If your meeting contains a presentation or other additional material you should send this out beforehand with the reminder email and agenda. Requesting that participants read through the slides beforehand and prepare questions and discussion points will mean that you can cut down on the time spent actually presenting.
This is especially important given that people begin to check out of a PowerPoint presentation after about 10 minutes. Gathering your best talent in a room for an hour, only to have them daydreaming for most of it is a huge cost to your business.
That’s why 30-minute presentation meetings make sense. This gives you 10 minutes to present your information to the team and 15 minutes to discuss their thoughts after.
How long should decision-making meetings be?

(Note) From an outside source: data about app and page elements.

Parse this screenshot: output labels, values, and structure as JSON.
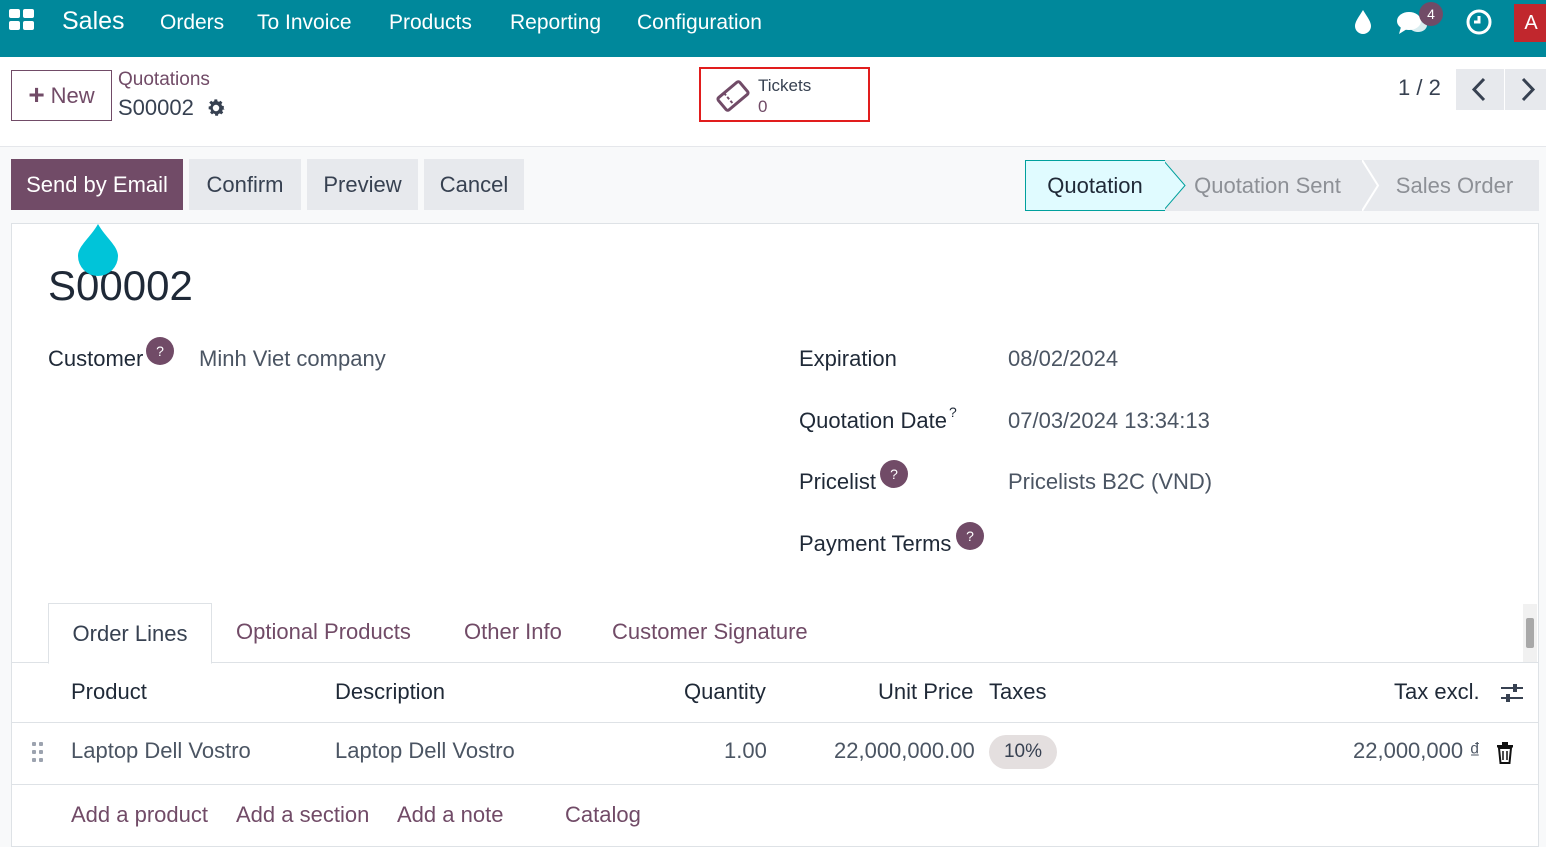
{
  "navbar": {
    "app_name": "Sales",
    "menu": [
      "Orders",
      "To Invoice",
      "Products",
      "Reporting",
      "Configuration"
    ],
    "notification_count": "4",
    "user_initial": "A",
    "icons": [
      "apps-grid-icon",
      "drop-icon",
      "chat-icon",
      "clock-icon"
    ]
  },
  "control_panel": {
    "new_label": "New",
    "breadcrumb_parent": "Quotations",
    "breadcrumb_current": "S00002",
    "smart_button": {
      "label": "Tickets",
      "value": "0"
    },
    "pager": "1 / 2"
  },
  "actions": {
    "send_by_email": "Send by Email",
    "confirm": "Confirm",
    "preview": "Preview",
    "cancel": "Cancel"
  },
  "statusbar": {
    "stages": [
      "Quotation",
      "Quotation Sent",
      "Sales Order"
    ],
    "active": "Quotation"
  },
  "form": {
    "title": "S00002",
    "customer": {
      "label": "Customer",
      "value": "Minh Viet company"
    },
    "expiration": {
      "label": "Expiration",
      "value": "08/02/2024"
    },
    "quotation_date": {
      "label": "Quotation Date",
      "value": "07/03/2024 13:34:13"
    },
    "pricelist": {
      "label": "Pricelist",
      "value": "Pricelists B2C (VND)"
    },
    "payment_terms": {
      "label": "Payment Terms",
      "value": ""
    },
    "help_glyph": "?"
  },
  "tabs": [
    "Order Lines",
    "Optional Products",
    "Other Info",
    "Customer Signature"
  ],
  "order_lines": {
    "columns": [
      "Product",
      "Description",
      "Quantity",
      "Unit Price",
      "Taxes",
      "Tax excl."
    ],
    "rows": [
      {
        "product": "Laptop Dell Vostro",
        "description": "Laptop Dell Vostro",
        "quantity": "1.00",
        "unit_price": "22,000,000.00",
        "taxes": "10%",
        "subtotal": "22,000,000 ₫"
      }
    ],
    "add_links": [
      "Add a product",
      "Add a section",
      "Add a note",
      "Catalog"
    ]
  },
  "colors": {
    "navbar": "#00889b",
    "primary": "#714b67",
    "highlight_border": "#e11d1d",
    "active_stage_bg": "#e0fbff"
  }
}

This length, of course, depends on the decision that needs to be made. However, as a general rule, you should try not to have a meeting that lasts more than 45 minutes. Any longer than 45 minutes and you will lose the attention of around 40% of your attendees completely.
Alongside this, it will greatly complicate the decision-making process. Parkinson’s Law states that work expands to fill the time assigned to it. It is a good idea to keep that in mind, as well as the fact that our brains are wired to pay more attention to the first things we hear (also known as the anchoring bias.) That’s why dragging these meetings out for longer than they need to be could actually be detrimental to the decision.

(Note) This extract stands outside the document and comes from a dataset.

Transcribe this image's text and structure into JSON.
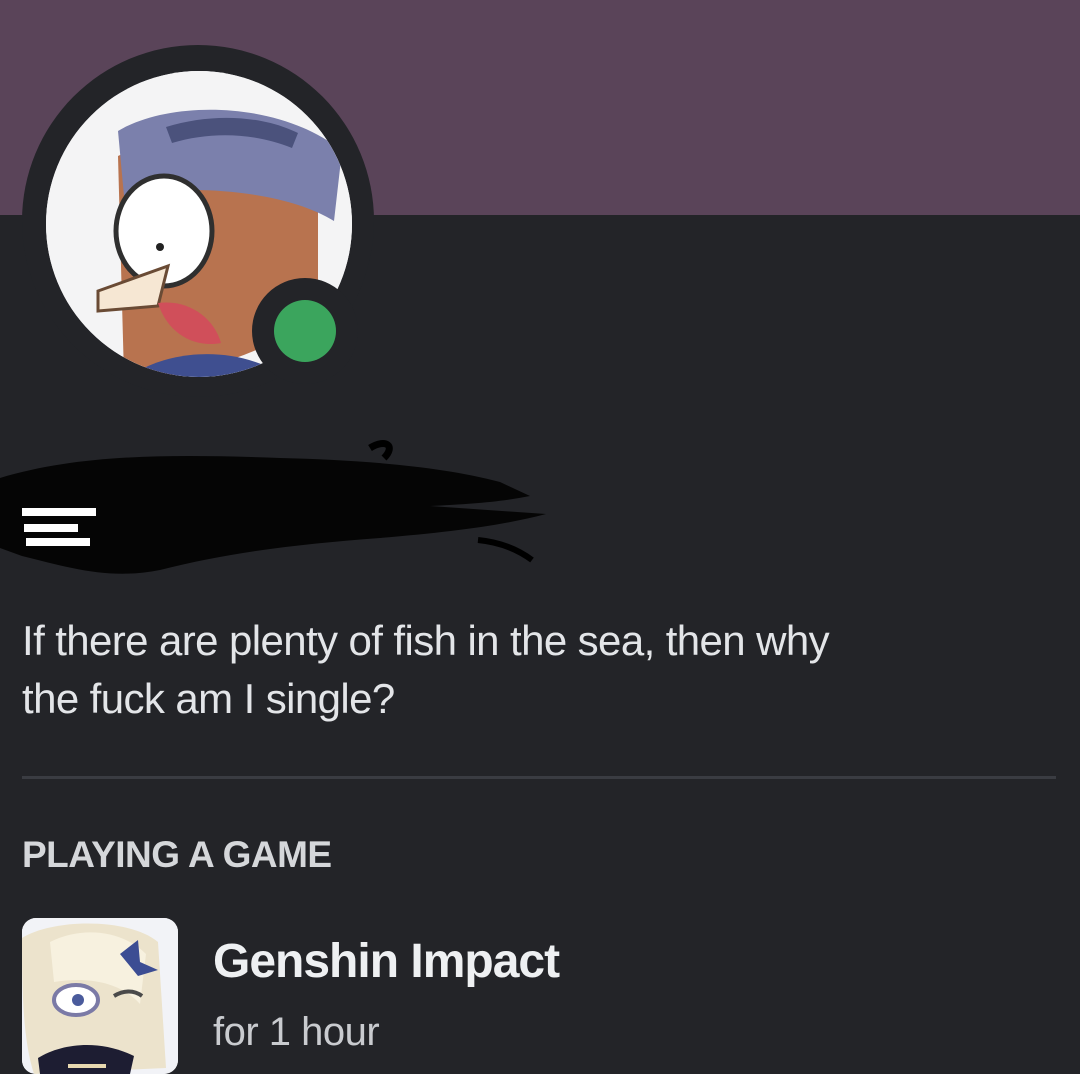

Of course, for bigger decisions that require input from various departments all over the business, these may naturally take longer. In this case, setting up multiple shorter meetings with different departments and collating the information with whoever signs the decision off would make more sense than having one longer meeting with everyone present.
This is evident when using the meeting cost calculator to visualise the total cost of long meetings with lots of participants.
How long should brainstorming meetings be?
Generally, 45 minutes is the sweet spot for brainstorming meetings as it gives everyone time to discuss ideas without getting fatigued from the amount of information they’re taking in.
However, this differs depending on the number of participants in the meeting. If everyone has prepared information and ideas to share, the meeting agenda should have at least 5 minutes pencilled in for each person to briefly talk through their ideas with extra time for questions and discussion. This means that the length of the meeting could exceed or fall short of 45 minutes.
The meeting should never be longer than an hour though, as by this point the focus will be lost. If your meetings are coming up longer than an hour, you may need to think about who you are inviting to your meeting and if the attendee list can be shortened.
How long should update meetings be?
Whether it is a morning stand-up or a critical piece of information about the company, update meetings usually shouldn’t take more than 15 minutes. Any longer than this and you risk Parkinson’s Law, as well as disrupting the workflow of people who cannot further contribute to the discussion.
Practise makes perfect
As with all of our previous meeting rules, implementing these new meeting timings will require practice. There’s always the chance that you may find your presentation meetings take 15 minutes while your updates take 30 minutes. If this is the way that works for you, don’t feel the need to cram it into a schedule that just isn’t working.
Do you want to learn more about improving your meetings? Then have a look through our other meeting tips to see if this can help you optimise your meeting experiences further!